- _WHAT THE TASK ASKS_
Reproduce each record verbatim, images excluded.

◇ ◇ ◇ ◇

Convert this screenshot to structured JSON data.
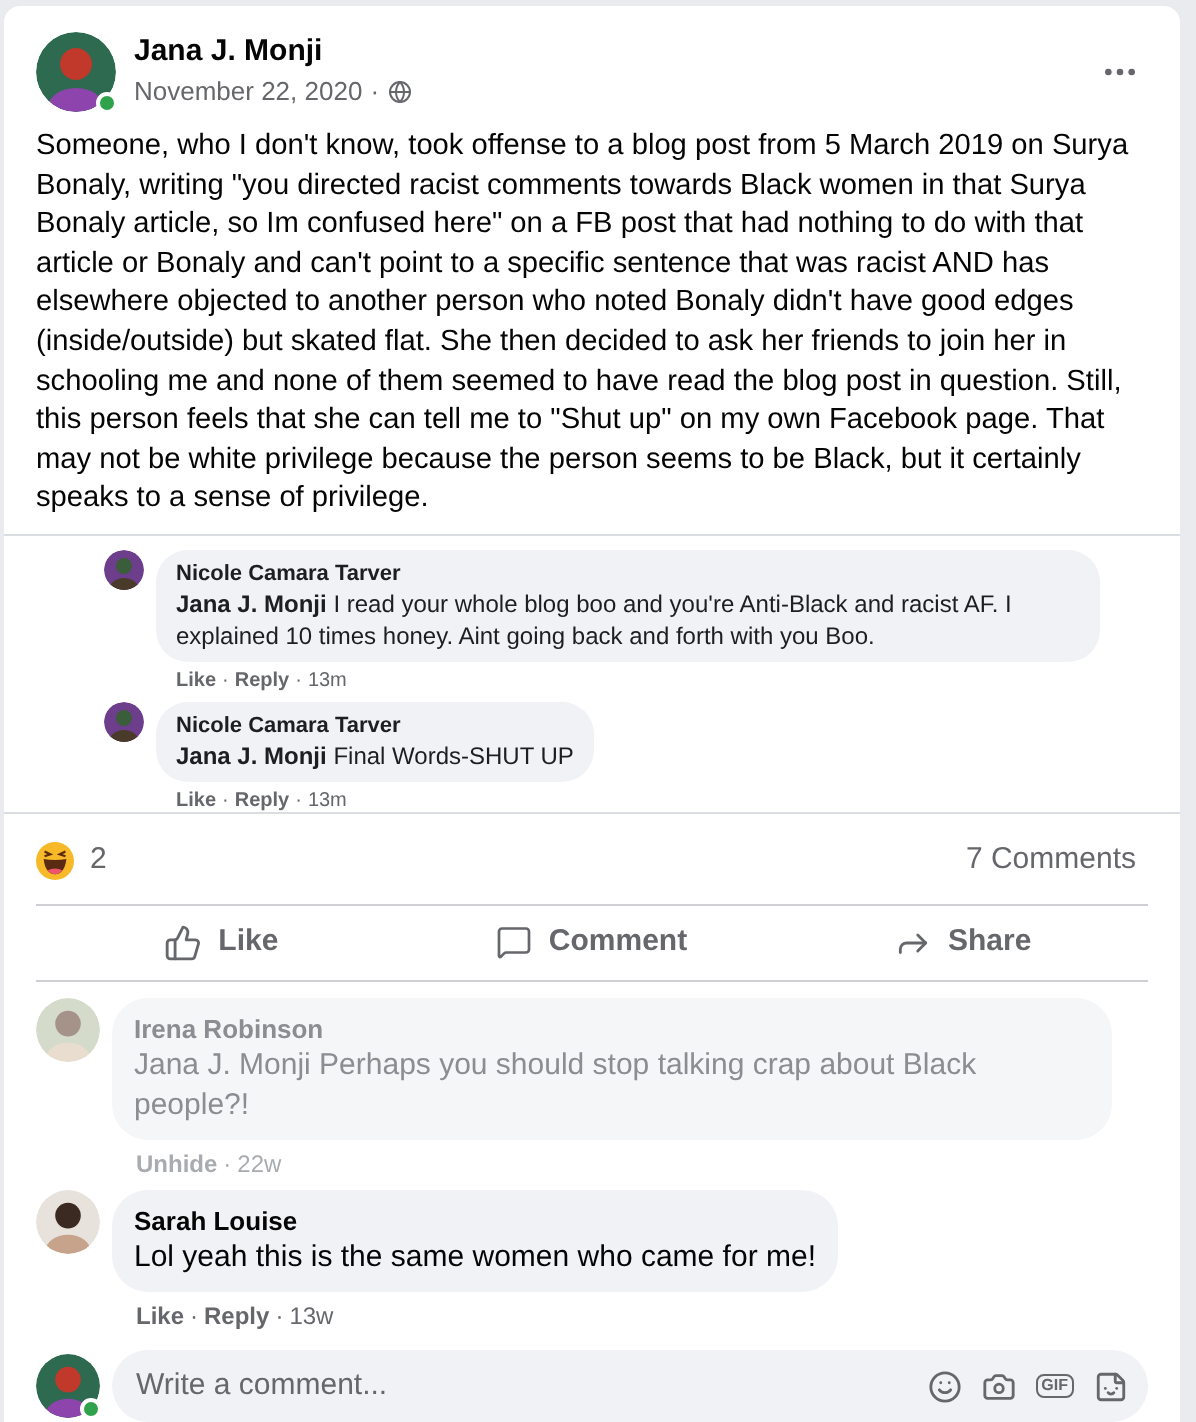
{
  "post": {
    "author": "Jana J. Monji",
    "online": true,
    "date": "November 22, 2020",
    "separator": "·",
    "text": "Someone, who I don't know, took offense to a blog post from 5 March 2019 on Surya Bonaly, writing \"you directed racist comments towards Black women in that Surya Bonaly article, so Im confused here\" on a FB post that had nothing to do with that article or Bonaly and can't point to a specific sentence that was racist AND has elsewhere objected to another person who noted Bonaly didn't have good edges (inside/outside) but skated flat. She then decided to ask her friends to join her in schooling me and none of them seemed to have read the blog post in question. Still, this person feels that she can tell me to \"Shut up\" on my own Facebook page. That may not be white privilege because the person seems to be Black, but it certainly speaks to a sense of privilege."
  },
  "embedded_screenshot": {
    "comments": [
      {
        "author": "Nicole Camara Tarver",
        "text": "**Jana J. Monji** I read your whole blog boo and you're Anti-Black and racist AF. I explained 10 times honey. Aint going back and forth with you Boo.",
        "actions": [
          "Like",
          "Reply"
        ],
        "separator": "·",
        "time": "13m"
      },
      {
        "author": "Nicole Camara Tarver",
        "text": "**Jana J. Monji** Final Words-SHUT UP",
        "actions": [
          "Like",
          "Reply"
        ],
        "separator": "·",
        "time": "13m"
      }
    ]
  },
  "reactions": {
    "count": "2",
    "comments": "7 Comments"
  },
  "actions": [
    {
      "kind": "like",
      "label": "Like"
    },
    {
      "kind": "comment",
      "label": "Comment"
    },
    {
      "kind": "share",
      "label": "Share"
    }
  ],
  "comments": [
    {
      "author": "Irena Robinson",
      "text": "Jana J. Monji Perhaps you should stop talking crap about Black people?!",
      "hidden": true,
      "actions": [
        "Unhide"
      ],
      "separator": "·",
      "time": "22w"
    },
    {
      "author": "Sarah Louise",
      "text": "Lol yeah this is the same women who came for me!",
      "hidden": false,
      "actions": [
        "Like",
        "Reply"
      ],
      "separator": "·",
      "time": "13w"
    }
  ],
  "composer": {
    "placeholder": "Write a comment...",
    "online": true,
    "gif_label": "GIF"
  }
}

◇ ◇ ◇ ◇

- _WRITTEN RESPONSE_
Convert this screenshot to structured JSON data.
{
  "post": {
    "author": "Jana J. Monji",
    "online": true,
    "date": "November 22, 2020",
    "separator": "·",
    "text": "Someone, who I don't know, took offense to a blog post from 5 March 2019 on Surya Bonaly, writing \"you directed racist comments towards Black women in that Surya Bonaly article, so Im confused here\" on a FB post that had nothing to do with that article or Bonaly and can't point to a specific sentence that was racist AND has elsewhere objected to another person who noted Bonaly didn't have good edges (inside/outside) but skated flat. She then decided to ask her friends to join her in schooling me and none of them seemed to have read the blog post in question. Still, this person feels that she can tell me to \"Shut up\" on my own Facebook page. That may not be white privilege because the person seems to be Black, but it certainly speaks to a sense of privilege."
  },
  "embedded_screenshot": {
    "comments": [
      {
        "author": "Nicole Camara Tarver",
        "text": "**Jana J. Monji** I read your whole blog boo and you're Anti-Black and racist AF. I explained 10 times honey. Aint going back and forth with you Boo.",
        "actions": [
          "Like",
          "Reply"
        ],
        "separator": "·",
        "time": "13m"
      },
      {
        "author": "Nicole Camara Tarver",
        "text": "**Jana J. Monji** Final Words-SHUT UP",
        "actions": [
          "Like",
          "Reply"
        ],
        "separator": "·",
        "time": "13m"
      }
    ]
  },
  "reactions": {
    "count": "2",
    "comments": "7 Comments"
  },
  "actions": [
    {
      "kind": "like",
      "label": "Like"
    },
    {
      "kind": "comment",
      "label": "Comment"
    },
    {
      "kind": "share",
      "label": "Share"
    }
  ],
  "comments": [
    {
      "author": "Irena Robinson",
      "text": "Jana J. Monji Perhaps you should stop talking crap about Black people?!",
      "hidden": true,
      "actions": [
        "Unhide"
      ],
      "separator": "·",
      "time": "22w"
    },
    {
      "author": "Sarah Louise",
      "text": "Lol yeah this is the same women who came for me!",
      "hidden": false,
      "actions": [
        "Like",
        "Reply"
      ],
      "separator": "·",
      "time": "13w"
    }
  ],
  "composer": {
    "placeholder": "Write a comment...",
    "online": true,
    "gif_label": "GIF"
  }
}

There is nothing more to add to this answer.